## PROBLEM TO WORK ON
Find the word "Overview" below. Copy each line that has it.

··· RECORD EXTRACTS ···

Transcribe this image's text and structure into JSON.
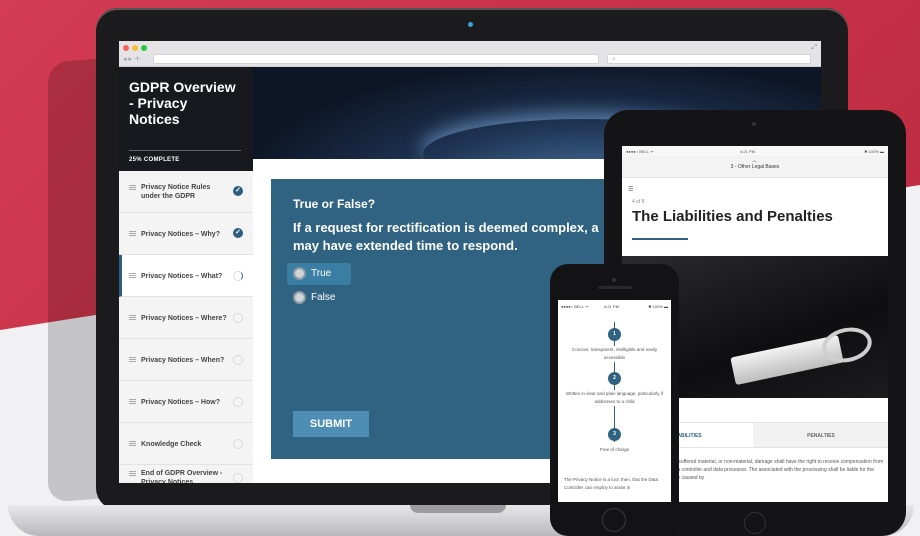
{
  "course": {
    "title": "GDPR Overview - Privacy Notices",
    "progress_label": "25% COMPLETE"
  },
  "lessons": [
    {
      "label": "Privacy Notice Rules under the GDPR",
      "status": "complete"
    },
    {
      "label": "Privacy Notices – Why?",
      "status": "complete"
    },
    {
      "label": "Privacy Notices – What?",
      "status": "in-progress"
    },
    {
      "label": "Privacy Notices – Where?",
      "status": "incomplete"
    },
    {
      "label": "Privacy Notices – When?",
      "status": "incomplete"
    },
    {
      "label": "Privacy Notices – How?",
      "status": "incomplete"
    },
    {
      "label": "Knowledge Check",
      "status": "incomplete"
    },
    {
      "label": "End of GDPR Overview - Privacy Notices",
      "status": "incomplete"
    }
  ],
  "quiz": {
    "heading": "True or False?",
    "question": "If a request for rectification is deemed complex, a",
    "question_line2": "may have extended time to respond.",
    "options": [
      "True",
      "False"
    ],
    "selected": "True",
    "submit_label": "SUBMIT"
  },
  "tablet": {
    "status_left": "●●●●○ BELL ᯤ",
    "status_time": "4:21 PM",
    "status_right": "✱ 100% ▬",
    "nav_label": "3 - Other Legal Bases",
    "small_label": "4 of 8",
    "title": "The Liabilities and Penalties",
    "tabs": [
      "LIABILITIES",
      "PENALTIES"
    ],
    "body": "no has suffered material, or non-material, damage shall have the right to receive compensation from the data controller and data processor. The associated with the processing shall be liable for the damage caused by"
  },
  "phone": {
    "status_left": "●●●●○ BELL ᯤ",
    "status_time": "4:21 PM",
    "status_right": "✱ 100% ▬",
    "steps": [
      {
        "num": "1",
        "text": "Concise, transparent, intelligible and easily accessible"
      },
      {
        "num": "2",
        "text": "Written in clear and plain language, particularly if addresses to a child"
      },
      {
        "num": "3",
        "text": "Free of charge"
      }
    ],
    "footer_text": "The Privacy Notice is a tool, then, that the Data Controller can employ to assist in"
  },
  "colors": {
    "brand_red": "#c8334a",
    "primary_blue": "#2f6381",
    "accent_blue": "#4e8db4",
    "sidebar_dark": "#17191f"
  }
}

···

## YOUR SOLUTION
    "title": "GDPR Overview - Privacy Notices",
      "label": "End of GDPR Overview - Privacy Notices",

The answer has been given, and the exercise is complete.